We trust the current scheme, mostly because of the name (it alludes to being official and authoritarian) and our living tradition. Unless we’re older than 101, we haven’t lived under any other monetary scheme. We trust it because we have always used it and it feels official and normal. Our central bank feels like our friend and our protector, in spite of all the evidence to the contrary.
Central authorities are prone to despotism and tyranny. We’ve been living with it since 1913…and lost 98% of our money’s buying power.
Is it possible and would it be a good thing to decentralize the creation and distribution of money?
Democracy, the even and equal participation of citizens in government, is something we’ve never really tried monetarily (or politically for that matter). The gold and silver standards come close. But fractional reserve lending and paper substitutes of physical gold and silver kind of kill the benefits of gold and silver, in my opinion.
What can we do? Are monies instituted among men, deriving their just powers from the consent of the users? Whenever any form of money becomes destructive, is it the right of the people to alter or to abolish it, and to institute new money, laying its foundation on such principles and organizing its powers in such form, as to them shall seem most likely to effect their safety and happiness? (paraphrased from the Declaration of Independence)
We’ve never seen a money created by users, at least not in the last 100 years, which has ever been adopted widely.
I suspect this lack of historical evidence for a democratic money is about to change.
Let’s consider Bitcoin and it’s derivatives for a minute.
Bitcoin was created by an anonymous programmer, released as open source software accessible to anyone, and the only trust needed to use the system is a trust in software. There is no central issuing authority to trust, just an algorithm. Each of the Bitcoin derivatives like Litecoin have feature differences that affect their value, but they are all based on almost the same software.
Bitcoin is accessible. To use Bitcoin as money requires a computer with an internet connection or a smart phone with an internet connection. No expensive software is required. All the software is free and open source. If you want to accept bitcoin in payment and buy things with it, you download the software, someone transfers their bitcoin to you, and then you transfer it to someone else. The fees are very minor (less than 1%). Bitcoin can be transferred all over the world or just to your babysitter. You don’t have to carry anything other than you normally carry to use it, if you carry a smart phone.
Bitcoin is decentralized. Everyone that participates downloads the ledger of transactions. There is no central server that, if crashed, would take down the system.
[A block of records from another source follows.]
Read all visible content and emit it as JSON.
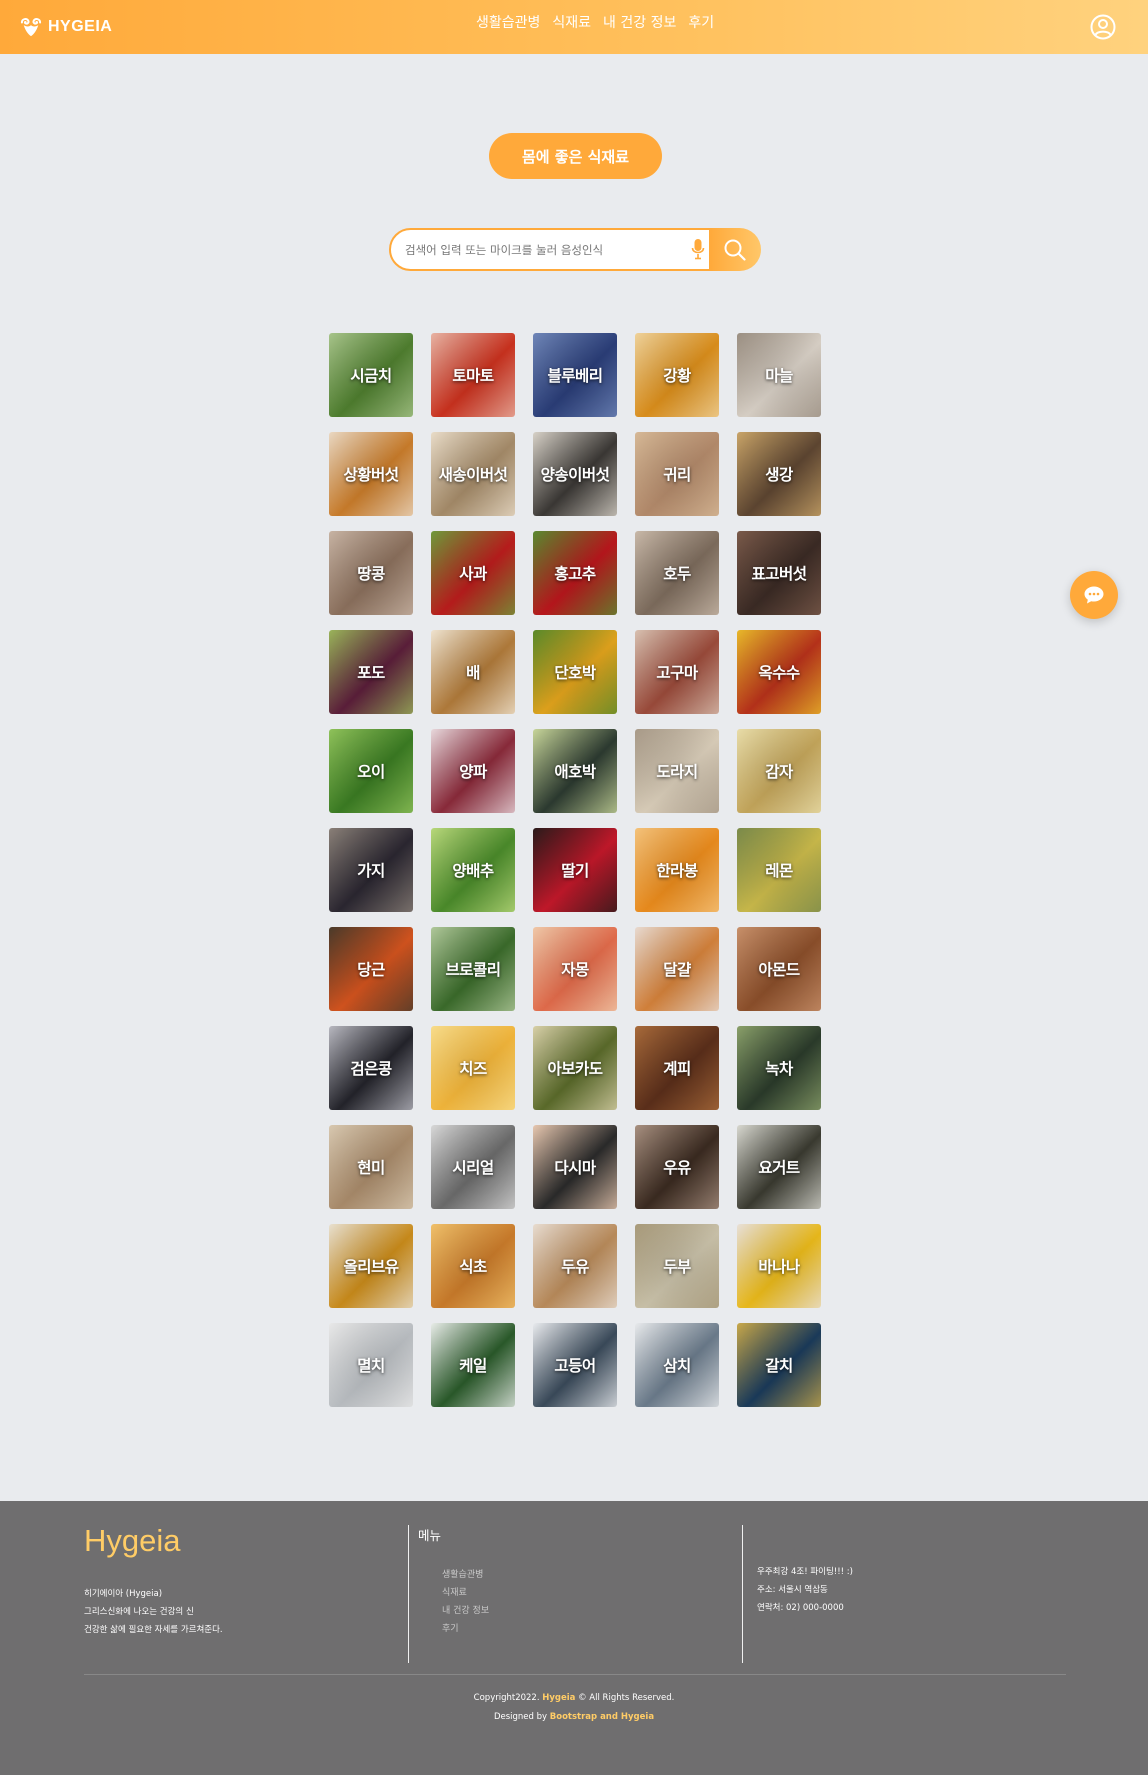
{
  "header": {
    "logo_text": "HYGEIA",
    "nav": [
      "생활습관병",
      "식재료",
      "내 건강 정보",
      "후기"
    ]
  },
  "main": {
    "title": "몸에 좋은 식재료",
    "search": {
      "placeholder": "검색어 입력 또는 마이크를 눌러 음성인식"
    },
    "ingredients": [
      {
        "label": "시금치",
        "color1": "#4e7d2e",
        "color2": "#a7c48a"
      },
      {
        "label": "토마토",
        "color1": "#c9311e",
        "color2": "#e8b3a3"
      },
      {
        "label": "블루베리",
        "color1": "#2a3d77",
        "color2": "#6f86b8"
      },
      {
        "label": "강황",
        "color1": "#d98d1b",
        "color2": "#efd29a"
      },
      {
        "label": "마늘",
        "color1": "#d7cfc5",
        "color2": "#9b8f82"
      },
      {
        "label": "상황버섯",
        "color1": "#c87b2a",
        "color2": "#ead8c2"
      },
      {
        "label": "새송이버섯",
        "color1": "#a48a68",
        "color2": "#e9dcc8"
      },
      {
        "label": "양송이버섯",
        "color1": "#3b3835",
        "color2": "#d8d2c8"
      },
      {
        "label": "귀리",
        "color1": "#b2896a",
        "color2": "#d6b896"
      },
      {
        "label": "생강",
        "color1": "#5d4531",
        "color2": "#c9a468"
      },
      {
        "label": "땅콩",
        "color1": "#8a6f5c",
        "color2": "#c7b3a3"
      },
      {
        "label": "사과",
        "color1": "#b91c1c",
        "color2": "#6f9a3a"
      },
      {
        "label": "홍고추",
        "color1": "#b8161c",
        "color2": "#5a8a30"
      },
      {
        "label": "호두",
        "color1": "#7c6b5c",
        "color2": "#c8b8a8"
      },
      {
        "label": "표고버섯",
        "color1": "#3a2a24",
        "color2": "#7a5a4a"
      },
      {
        "label": "포도",
        "color1": "#5b1e3a",
        "color2": "#9ab45a"
      },
      {
        "label": "배",
        "color1": "#b07a3a",
        "color2": "#efe3cf"
      },
      {
        "label": "단호박",
        "color1": "#e0a21c",
        "color2": "#5a8a2a"
      },
      {
        "label": "고구마",
        "color1": "#9a4a3a",
        "color2": "#d8c0b0"
      },
      {
        "label": "옥수수",
        "color1": "#b6311a",
        "color2": "#e8b82a"
      },
      {
        "label": "오이",
        "color1": "#3a7a22",
        "color2": "#8fc25a"
      },
      {
        "label": "양파",
        "color1": "#8a2a3a",
        "color2": "#e8d8dc"
      },
      {
        "label": "애호박",
        "color1": "#2c3a30",
        "color2": "#c8d69a"
      },
      {
        "label": "도라지",
        "color1": "#d8ccb8",
        "color2": "#a89a88"
      },
      {
        "label": "감자",
        "color1": "#c2a45a",
        "color2": "#e8dca8"
      },
      {
        "label": "가지",
        "color1": "#2a2630",
        "color2": "#8a8078"
      },
      {
        "label": "양배추",
        "color1": "#4a8a2a",
        "color2": "#b8d87a"
      },
      {
        "label": "딸기",
        "color1": "#c2182a",
        "color2": "#2a1a1a"
      },
      {
        "label": "한라봉",
        "color1": "#e88a1c",
        "color2": "#f4c27a"
      },
      {
        "label": "레몬",
        "color1": "#c8b84a",
        "color2": "#7a8a4a"
      },
      {
        "label": "당근",
        "color1": "#d2531e",
        "color2": "#4a3a2a"
      },
      {
        "label": "브로콜리",
        "color1": "#3a6a2a",
        "color2": "#b0c89a"
      },
      {
        "label": "자몽",
        "color1": "#e06a4a",
        "color2": "#f0c8a8"
      },
      {
        "label": "달걀",
        "color1": "#d2803a",
        "color2": "#e8dad0"
      },
      {
        "label": "아몬드",
        "color1": "#8a4e2a",
        "color2": "#c8906a"
      },
      {
        "label": "검은콩",
        "color1": "#23232a",
        "color2": "#b8b8c0"
      },
      {
        "label": "치즈",
        "color1": "#f0b43a",
        "color2": "#f8dc8a"
      },
      {
        "label": "아보카도",
        "color1": "#5a6a2a",
        "color2": "#d8d0a8"
      },
      {
        "label": "계피",
        "color1": "#5a2e1a",
        "color2": "#a86a3a"
      },
      {
        "label": "녹차",
        "color1": "#2a3a2a",
        "color2": "#8aa06a"
      },
      {
        "label": "현미",
        "color1": "#a88a6a",
        "color2": "#d8c8b0"
      },
      {
        "label": "시리얼",
        "color1": "#6a6a6a",
        "color2": "#d8d8d8"
      },
      {
        "label": "다시마",
        "color1": "#2a2a2a",
        "color2": "#e8c8b0"
      },
      {
        "label": "우유",
        "color1": "#3a2a20",
        "color2": "#a89080"
      },
      {
        "label": "요거트",
        "color1": "#3a3a30",
        "color2": "#d8d8d0"
      },
      {
        "label": "올리브유",
        "color1": "#c88a1a",
        "color2": "#e8e0d0"
      },
      {
        "label": "식초",
        "color1": "#c87a2a",
        "color2": "#f0c06a"
      },
      {
        "label": "두유",
        "color1": "#b88a5a",
        "color2": "#e8dcd0"
      },
      {
        "label": "두부",
        "color1": "#c8c0a8",
        "color2": "#a89a7a"
      },
      {
        "label": "바나나",
        "color1": "#e8b81a",
        "color2": "#e8e0d8"
      },
      {
        "label": "멸치",
        "color1": "#b8bcc0",
        "color2": "#e8e8e8"
      },
      {
        "label": "케일",
        "color1": "#2a5a2a",
        "color2": "#e8ece8"
      },
      {
        "label": "고등어",
        "color1": "#3a4a5a",
        "color2": "#e9ebee"
      },
      {
        "label": "삼치",
        "color1": "#6a7a8a",
        "color2": "#e8eaec"
      },
      {
        "label": "갈치",
        "color1": "#1a3a5a",
        "color2": "#c8a84a"
      }
    ]
  },
  "footer": {
    "brand": "Hygeia",
    "desc": [
      "히기에이아 (Hygeia)",
      "그리스신화에 나오는 건강의 신",
      "건강한 삶에 필요한 자세를 가르쳐준다."
    ],
    "menu_title": "메뉴",
    "menu": [
      "생활습관병",
      "식재료",
      "내 건강 정보",
      "후기"
    ],
    "info": [
      "우주최강 4조! 파이팅!!! :)",
      "주소: 서울시 역삼동",
      "연락처: 02) 000-0000"
    ],
    "copyright_prefix": "Copyright2022.",
    "copyright_brand": "Hygeia",
    "copyright_suffix": "© All Rights Reserved.",
    "designed_prefix": "Designed by",
    "designed_by": "Bootstrap and Hygeia"
  },
  "colors": {
    "accent": "#ffa93a",
    "accent_light": "#ffd27e",
    "footer_bg": "#6f6e6f",
    "page_bg": "#e9ebee"
  }
}
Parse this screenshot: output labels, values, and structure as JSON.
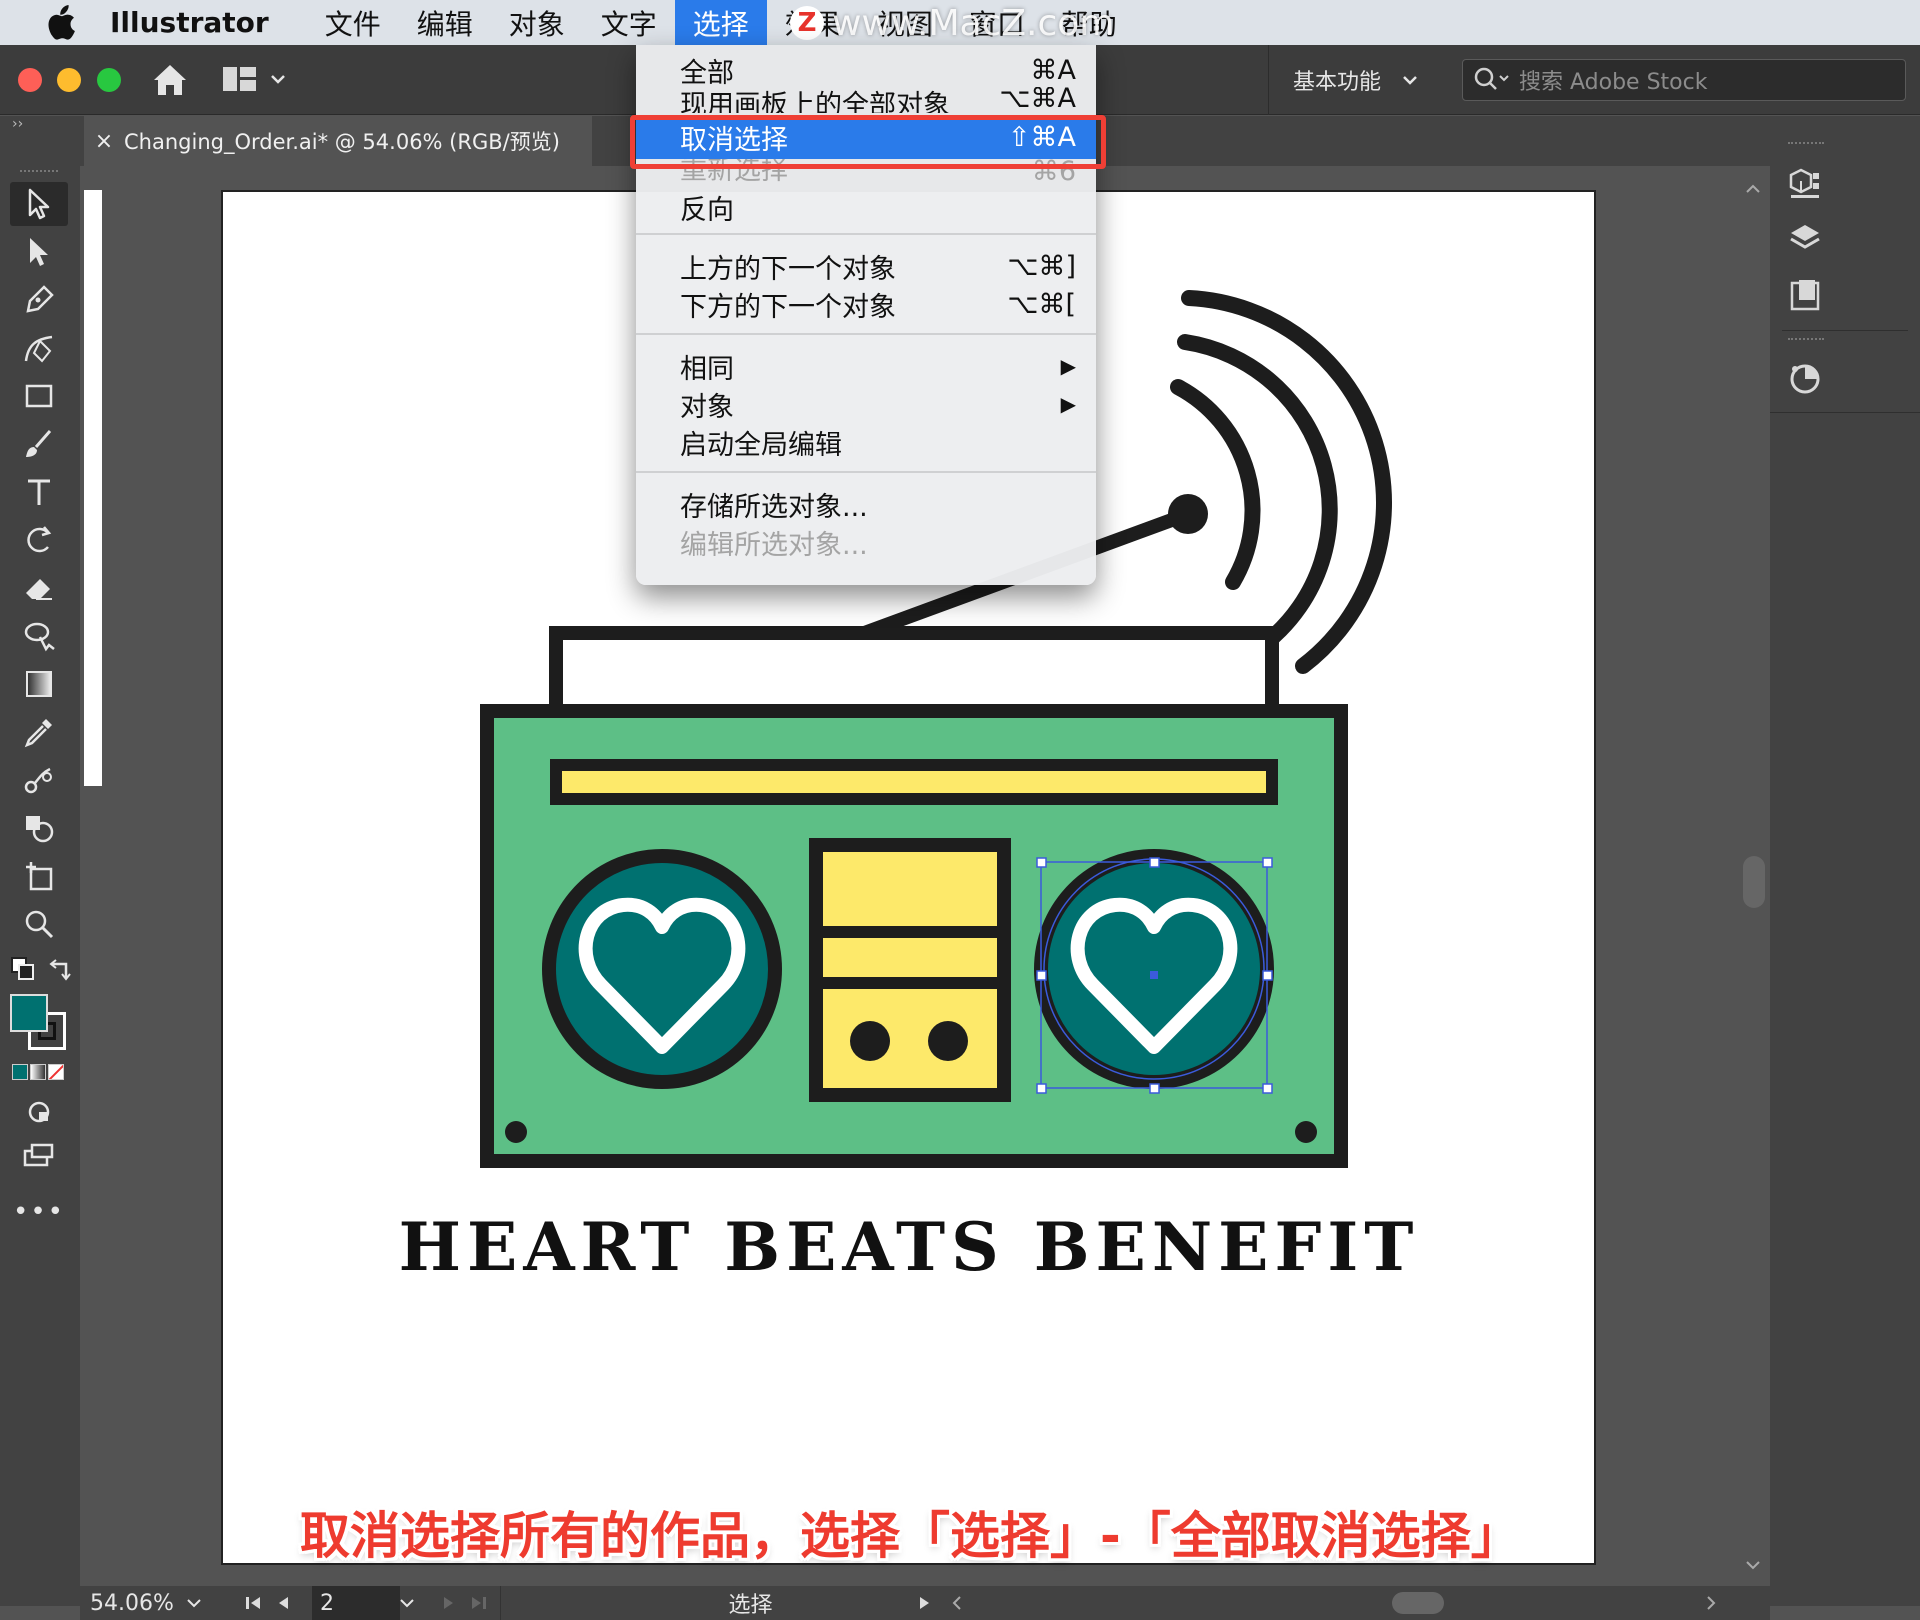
{
  "menubar": {
    "app_name": "Illustrator",
    "items": [
      "文件",
      "编辑",
      "对象",
      "文字",
      "选择",
      "效果",
      "视图",
      "窗口",
      "帮助"
    ],
    "active_item": "选择",
    "watermark": "www.MacZ.com",
    "watermark_logo": "Z"
  },
  "toolbar": {
    "workspace": "基本功能",
    "search_placeholder": "搜索 Adobe Stock"
  },
  "document_tab": {
    "title": "Changing_Order.ai* @ 54.06% (RGB/预览)",
    "close_glyph": "×"
  },
  "select_menu": {
    "items": [
      {
        "label": "全部",
        "shortcut": "⌘A",
        "state": "normal"
      },
      {
        "label": "现用画板上的全部对象",
        "shortcut": "⌥⌘A",
        "state": "normal"
      },
      {
        "label": "取消选择",
        "shortcut": "⇧⌘A",
        "state": "highlighted"
      },
      {
        "label": "重新选择",
        "shortcut": "⌘6",
        "state": "disabled"
      },
      {
        "label": "反向",
        "shortcut": "",
        "state": "normal"
      },
      {
        "label": "上方的下一个对象",
        "shortcut": "⌥⌘]",
        "state": "normal"
      },
      {
        "label": "下方的下一个对象",
        "shortcut": "⌥⌘[",
        "state": "normal"
      },
      {
        "label": "相同",
        "shortcut": "▶",
        "state": "submenu"
      },
      {
        "label": "对象",
        "shortcut": "▶",
        "state": "submenu"
      },
      {
        "label": "启动全局编辑",
        "shortcut": "",
        "state": "normal"
      },
      {
        "label": "存储所选对象...",
        "shortcut": "",
        "state": "normal"
      },
      {
        "label": "编辑所选对象...",
        "shortcut": "",
        "state": "disabled"
      }
    ]
  },
  "artwork": {
    "headline": "HEART BEATS BENEFIT",
    "colors": {
      "body_green": "#5dbf86",
      "speaker_teal": "#007170",
      "yellow": "#fde96a",
      "outline": "#1d1d1d",
      "selection_blue": "#3b5bdb"
    }
  },
  "status": {
    "zoom": "54.06%",
    "artboard_number": "2",
    "tool_name": "选择"
  },
  "caption": "取消选择所有的作品，选择「选择」-「全部取消选择」",
  "colors": {
    "menubar_bg": "#dde2e8",
    "accent": "#2a7bea",
    "callout_red": "#ef3f35",
    "fill_swatch": "#007170"
  },
  "icons": {
    "tools": [
      "selection-tool-icon",
      "direct-selection-tool-icon",
      "pen-tool-icon",
      "curvature-tool-icon",
      "rectangle-tool-icon",
      "paintbrush-tool-icon",
      "type-tool-icon",
      "rotate-tool-icon",
      "eraser-tool-icon",
      "width-tool-icon",
      "gradient-tool-icon",
      "eyedropper-tool-icon",
      "blend-tool-icon",
      "shape-builder-tool-icon",
      "artboard-tool-icon",
      "zoom-tool-icon"
    ],
    "panels": [
      "libraries-panel-icon",
      "layers-panel-icon",
      "artboards-panel-icon",
      "color-guide-panel-icon"
    ]
  }
}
One problem, from the perspective of the wage earner, is Bitcoin’s adoption and use. At the present time, a wage earner would not find Bitcoin to be the most useful currency available. In order to pay for the necessities of life (i.e. housing, transportation, food, etc) a wage earner would need to convert Bitcoin to the local currency of choice before using it. Bitcoin is young though, and more businesses are accepting it every day, so eventually the wage earner could find Bitcoin even more useful than other currencies.
One really interesting feature, from a wage earner’s perspective, is the ability to participate in money creation. With minimal investment and a little internet searching and reading, anyone that wants can participate in the creation of new money. It’s a process called mining, and it doesn’t take much to get started. It may not provide a tremendous amount of wealth for every miner that participates, but, like gold and silver but even better, it brings the creation of money closer to the wage earner.
Are there problems with Bitcoin and its derivatives? Yes, there are. Is it a perfect money? No. Does it have certain characteristics that make it superior to the current system? I say it does.
If you are asking me, we’re seeing a real democratization of money. Money of the people, by the people, and for the people.